Information given below:

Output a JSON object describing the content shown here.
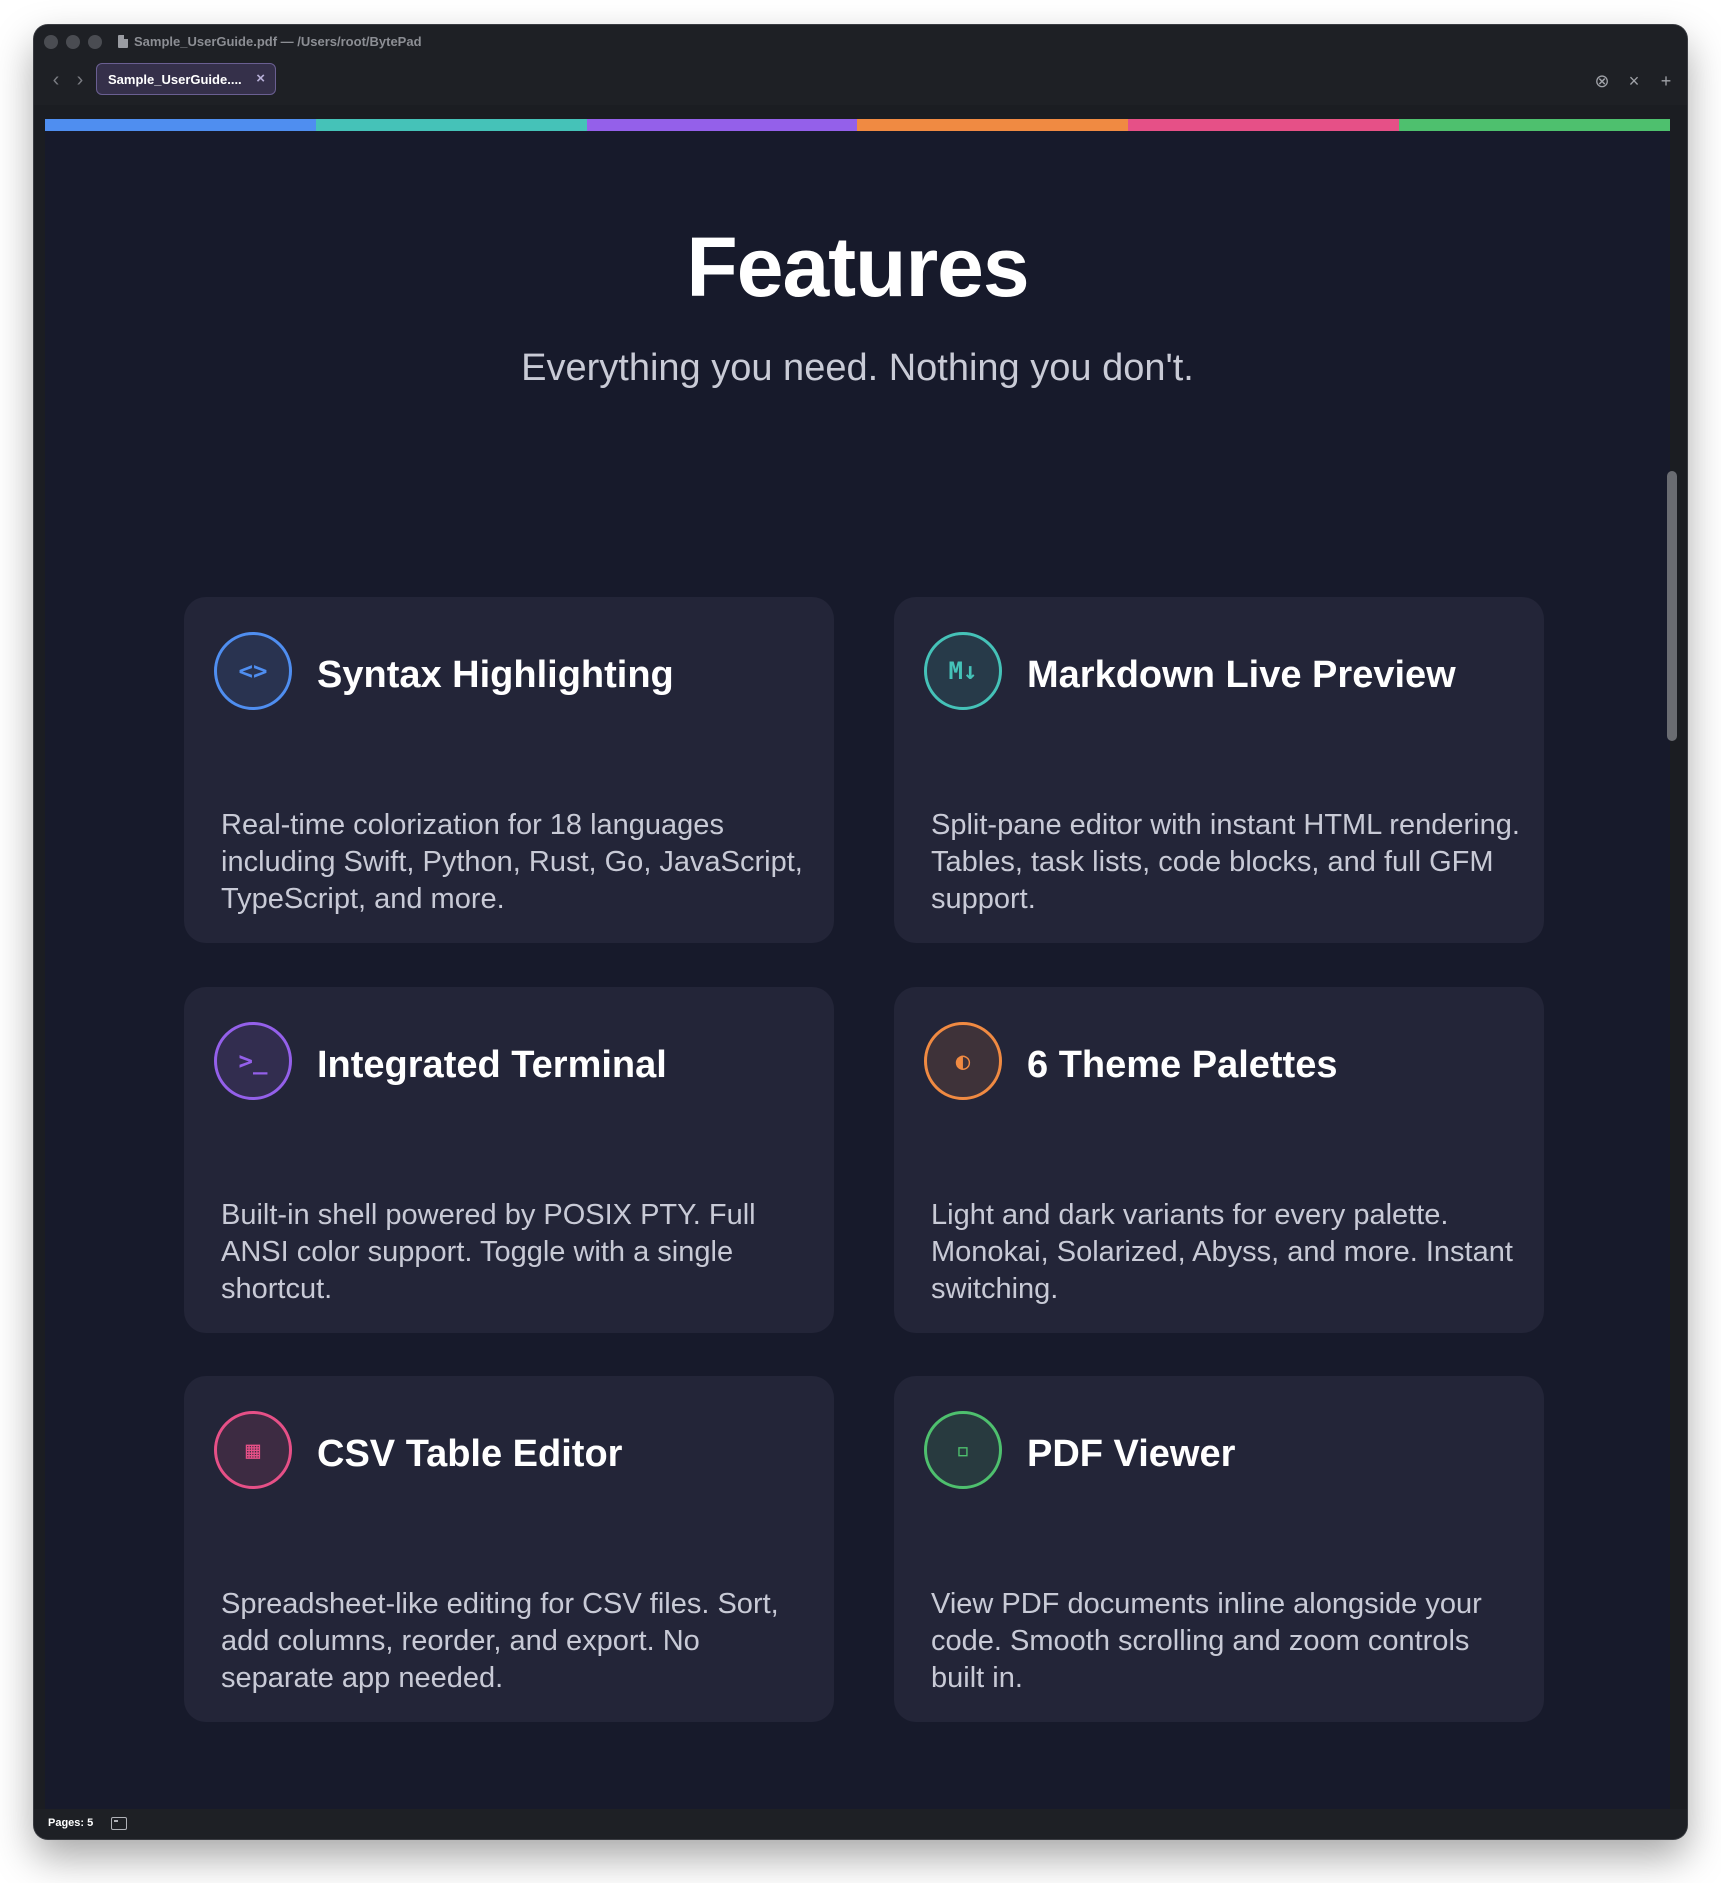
{
  "window": {
    "title": "Sample_UserGuide.pdf — /Users/root/BytePad"
  },
  "tabbar": {
    "back_icon": "‹",
    "forward_icon": "›",
    "active_tab_label": "Sample_UserGuide....",
    "tab_close_icon": "×",
    "stop_icon": "⊗",
    "close_icon": "×",
    "new_tab_icon": "+"
  },
  "colors": {
    "blue": "#4f8ef0",
    "teal": "#45c2b8",
    "purple": "#9460ea",
    "orange": "#f08a42",
    "pink": "#e65087",
    "green": "#4ec06e"
  },
  "page": {
    "heading": "Features",
    "subtitle": "Everything you need. Nothing you don't."
  },
  "cards": [
    {
      "icon_glyph": "<>",
      "icon_name": "code-icon",
      "color": "#4f8ef0",
      "title": "Syntax Highlighting",
      "description": "Real-time colorization for 18 languages including Swift, Python, Rust, Go, JavaScript, TypeScript, and more."
    },
    {
      "icon_glyph": "M↓",
      "icon_name": "markdown-icon",
      "color": "#45c2b8",
      "title": "Markdown Live Preview",
      "description": "Split-pane editor with instant HTML rendering. Tables, task lists, code blocks, and full GFM support."
    },
    {
      "icon_glyph": ">_",
      "icon_name": "terminal-icon",
      "color": "#9460ea",
      "title": "Integrated Terminal",
      "description": "Built-in shell powered by POSIX PTY. Full ANSI color support. Toggle with a single shortcut."
    },
    {
      "icon_glyph": "◐",
      "icon_name": "half-circle-icon",
      "color": "#f08a42",
      "title": "6 Theme Palettes",
      "description": "Light and dark variants for every palette. Monokai, Solarized, Abyss, and more. Instant switching."
    },
    {
      "icon_glyph": "▦",
      "icon_name": "grid-icon",
      "color": "#e65087",
      "title": "CSV Table Editor",
      "description": "Spreadsheet-like editing for CSV files. Sort, add columns, reorder, and export. No separate app needed."
    },
    {
      "icon_glyph": "▫",
      "icon_name": "document-icon",
      "color": "#4ec06e",
      "title": "PDF Viewer",
      "description": "View PDF documents inline alongside your code. Smooth scrolling and zoom controls built in."
    }
  ],
  "statusbar": {
    "pages_label": "Pages: 5"
  }
}
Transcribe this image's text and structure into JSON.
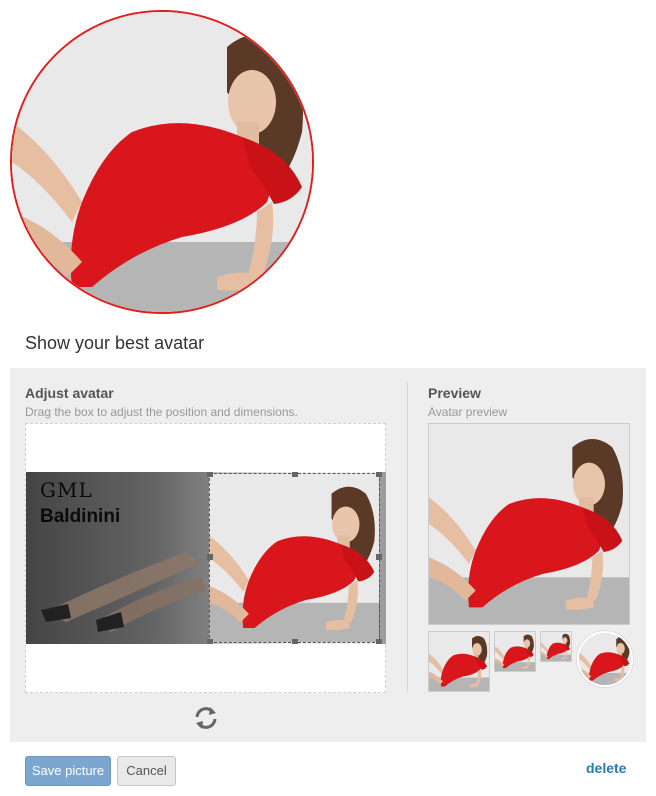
{
  "page": {
    "section_title": "Show your best avatar"
  },
  "adjust": {
    "heading": "Adjust avatar",
    "instructions": "Drag the box to adjust the position and dimensions.",
    "image_logo_text": "GML",
    "image_brand_text": "Baldinini"
  },
  "preview": {
    "heading": "Preview",
    "subheading": "Avatar preview"
  },
  "actions": {
    "save_label": "Save picture",
    "cancel_label": "Cancel",
    "delete_label": "delete"
  },
  "colors": {
    "avatar_border": "#e41c1c",
    "primary_button": "#7aa6cf",
    "link": "#2a7ab0",
    "panel_bg": "#eeeeee"
  },
  "icons": {
    "rotate": "rotate-icon"
  }
}
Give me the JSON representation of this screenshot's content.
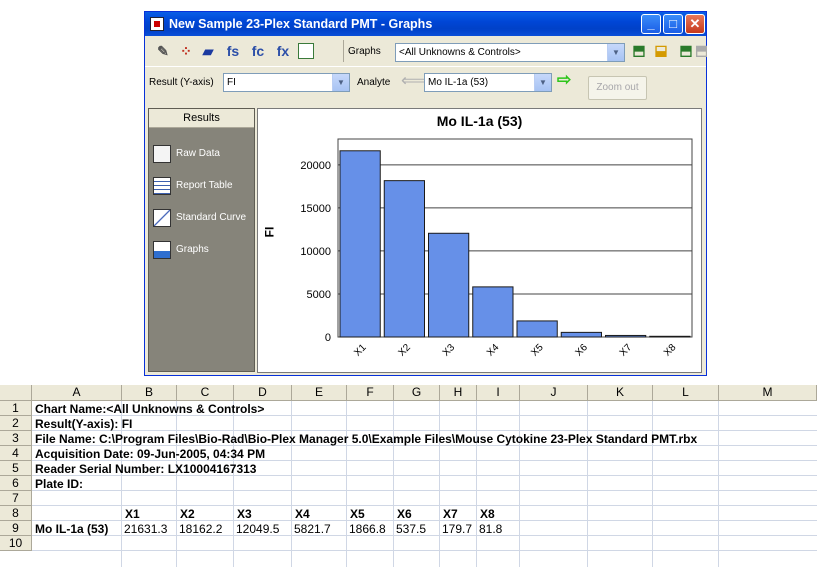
{
  "window": {
    "title": "New Sample 23-Plex Standard PMT - Graphs",
    "controls": {
      "minimize": "_",
      "maximize": "□",
      "close": "✕"
    }
  },
  "toolbar": {
    "icons": [
      "edit-icon",
      "dots-icon",
      "eraser-icon",
      "fs-icon",
      "fc-icon",
      "fx-icon",
      "grid-icon"
    ],
    "icon_glyphs": {
      "fs": "fs",
      "fc": "fc",
      "fx": "fx"
    },
    "graphs_label": "Graphs",
    "graphs_select": "<All Unknowns & Controls>"
  },
  "toolbar2": {
    "result_label": "Result (Y-axis)",
    "result_value": "FI",
    "analyte_label": "Analyte",
    "analyte_value": "Mo IL-1a (53)",
    "zoom_out": "Zoom out"
  },
  "sidebar": {
    "header": "Results",
    "items": [
      {
        "label": "Raw Data",
        "icon": "raw-data-icon"
      },
      {
        "label": "Report Table",
        "icon": "report-table-icon"
      },
      {
        "label": "Standard Curve",
        "icon": "standard-curve-icon"
      },
      {
        "label": "Graphs",
        "icon": "graphs-icon"
      }
    ]
  },
  "chart_data": {
    "type": "bar",
    "title": "Mo IL-1a (53)",
    "ylabel": "FI",
    "xlabel": "",
    "categories": [
      "X1",
      "X2",
      "X3",
      "X4",
      "X5",
      "X6",
      "X7",
      "X8"
    ],
    "values": [
      21631.3,
      18162.2,
      12049.5,
      5821.7,
      1866.8,
      537.5,
      179.7,
      81.8
    ],
    "yticks": [
      0,
      5000,
      10000,
      15000,
      20000
    ],
    "ylim": [
      0,
      23000
    ],
    "grid": true,
    "bar_color": "#6690e8"
  },
  "sheet": {
    "columns": [
      "A",
      "B",
      "C",
      "D",
      "E",
      "F",
      "G",
      "H",
      "I",
      "J",
      "K",
      "L",
      "M"
    ],
    "rows": [
      "1",
      "2",
      "3",
      "4",
      "5",
      "6",
      "7",
      "8",
      "9",
      "10"
    ],
    "r1": "Chart Name:<All Unknowns & Controls>",
    "r2": "Result(Y-axis): FI",
    "r3": "File Name: C:\\Program Files\\Bio-Rad\\Bio-Plex Manager 5.0\\Example Files\\Mouse Cytokine 23-Plex Standard PMT.rbx",
    "r4": "Acquisition Date: 09-Jun-2005, 04:34 PM",
    "r5": "Reader Serial Number: LX10004167313",
    "r6": "Plate ID:",
    "r8": [
      "X1",
      "X2",
      "X3",
      "X4",
      "X5",
      "X6",
      "X7",
      "X8"
    ],
    "r9_label": "Mo IL-1a (53)",
    "r9": [
      "21631.3",
      "18162.2",
      "12049.5",
      "5821.7",
      "1866.8",
      "537.5",
      "179.7",
      "81.8"
    ]
  }
}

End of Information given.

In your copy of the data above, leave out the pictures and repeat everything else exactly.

Expected answer:
Output a JSON object describing the content shown here.
{
  "window": {
    "title": "Sample_UserGuide.pdf — /Users/root/BytePad"
  },
  "tabbar": {
    "back_icon": "‹",
    "forward_icon": "›",
    "active_tab_label": "Sample_UserGuide....",
    "tab_close_icon": "×",
    "stop_icon": "⊗",
    "close_icon": "×",
    "new_tab_icon": "+"
  },
  "colors": {
    "blue": "#4f8ef0",
    "teal": "#45c2b8",
    "purple": "#9460ea",
    "orange": "#f08a42",
    "pink": "#e65087",
    "green": "#4ec06e"
  },
  "page": {
    "heading": "Features",
    "subtitle": "Everything you need. Nothing you don't."
  },
  "cards": [
    {
      "icon_glyph": "<>",
      "icon_name": "code-icon",
      "color": "#4f8ef0",
      "title": "Syntax Highlighting",
      "description": "Real-time colorization for 18 languages including Swift, Python, Rust, Go, JavaScript, TypeScript, and more."
    },
    {
      "icon_glyph": "M↓",
      "icon_name": "markdown-icon",
      "color": "#45c2b8",
      "title": "Markdown Live Preview",
      "description": "Split-pane editor with instant HTML rendering. Tables, task lists, code blocks, and full GFM support."
    },
    {
      "icon_glyph": ">_",
      "icon_name": "terminal-icon",
      "color": "#9460ea",
      "title": "Integrated Terminal",
      "description": "Built-in shell powered by POSIX PTY. Full ANSI color support. Toggle with a single shortcut."
    },
    {
      "icon_glyph": "◐",
      "icon_name": "half-circle-icon",
      "color": "#f08a42",
      "title": "6 Theme Palettes",
      "description": "Light and dark variants for every palette. Monokai, Solarized, Abyss, and more. Instant switching."
    },
    {
      "icon_glyph": "▦",
      "icon_name": "grid-icon",
      "color": "#e65087",
      "title": "CSV Table Editor",
      "description": "Spreadsheet-like editing for CSV files. Sort, add columns, reorder, and export. No separate app needed."
    },
    {
      "icon_glyph": "▫",
      "icon_name": "document-icon",
      "color": "#4ec06e",
      "title": "PDF Viewer",
      "description": "View PDF documents inline alongside your code. Smooth scrolling and zoom controls built in."
    }
  ],
  "statusbar": {
    "pages_label": "Pages: 5"
  }
}
Transcribe this image's text and structure into JSON.
{
  "page": {
    "section_title": "Show your best avatar"
  },
  "adjust": {
    "heading": "Adjust avatar",
    "instructions": "Drag the box to adjust the position and dimensions.",
    "image_logo_text": "GML",
    "image_brand_text": "Baldinini"
  },
  "preview": {
    "heading": "Preview",
    "subheading": "Avatar preview"
  },
  "actions": {
    "save_label": "Save picture",
    "cancel_label": "Cancel",
    "delete_label": "delete"
  },
  "colors": {
    "avatar_border": "#e41c1c",
    "primary_button": "#7aa6cf",
    "link": "#2a7ab0",
    "panel_bg": "#eeeeee"
  },
  "icons": {
    "rotate": "rotate-icon"
  }
}
Give me the JSON representation of this screenshot's content.
{
  "window": {
    "title": "New Sample 23-Plex Standard PMT - Graphs",
    "controls": {
      "minimize": "_",
      "maximize": "□",
      "close": "✕"
    }
  },
  "toolbar": {
    "icons": [
      "edit-icon",
      "dots-icon",
      "eraser-icon",
      "fs-icon",
      "fc-icon",
      "fx-icon",
      "grid-icon"
    ],
    "icon_glyphs": {
      "fs": "fs",
      "fc": "fc",
      "fx": "fx"
    },
    "graphs_label": "Graphs",
    "graphs_select": "<All Unknowns & Controls>"
  },
  "toolbar2": {
    "result_label": "Result (Y-axis)",
    "result_value": "FI",
    "analyte_label": "Analyte",
    "analyte_value": "Mo IL-1a (53)",
    "zoom_out": "Zoom out"
  },
  "sidebar": {
    "header": "Results",
    "items": [
      {
        "label": "Raw Data",
        "icon": "raw-data-icon"
      },
      {
        "label": "Report Table",
        "icon": "report-table-icon"
      },
      {
        "label": "Standard Curve",
        "icon": "standard-curve-icon"
      },
      {
        "label": "Graphs",
        "icon": "graphs-icon"
      }
    ]
  },
  "chart_data": {
    "type": "bar",
    "title": "Mo IL-1a (53)",
    "ylabel": "FI",
    "xlabel": "",
    "categories": [
      "X1",
      "X2",
      "X3",
      "X4",
      "X5",
      "X6",
      "X7",
      "X8"
    ],
    "values": [
      21631.3,
      18162.2,
      12049.5,
      5821.7,
      1866.8,
      537.5,
      179.7,
      81.8
    ],
    "yticks": [
      0,
      5000,
      10000,
      15000,
      20000
    ],
    "ylim": [
      0,
      23000
    ],
    "grid": true,
    "bar_color": "#6690e8"
  },
  "sheet": {
    "columns": [
      "A",
      "B",
      "C",
      "D",
      "E",
      "F",
      "G",
      "H",
      "I",
      "J",
      "K",
      "L",
      "M"
    ],
    "rows": [
      "1",
      "2",
      "3",
      "4",
      "5",
      "6",
      "7",
      "8",
      "9",
      "10"
    ],
    "r1": "Chart Name:<All Unknowns & Controls>",
    "r2": "Result(Y-axis): FI",
    "r3": "File Name: C:\\Program Files\\Bio-Rad\\Bio-Plex Manager 5.0\\Example Files\\Mouse Cytokine 23-Plex Standard PMT.rbx",
    "r4": "Acquisition Date: 09-Jun-2005, 04:34 PM",
    "r5": "Reader Serial Number: LX10004167313",
    "r6": "Plate ID:",
    "r8": [
      "X1",
      "X2",
      "X3",
      "X4",
      "X5",
      "X6",
      "X7",
      "X8"
    ],
    "r9_label": "Mo IL-1a (53)",
    "r9": [
      "21631.3",
      "18162.2",
      "12049.5",
      "5821.7",
      "1866.8",
      "537.5",
      "179.7",
      "81.8"
    ]
  }
}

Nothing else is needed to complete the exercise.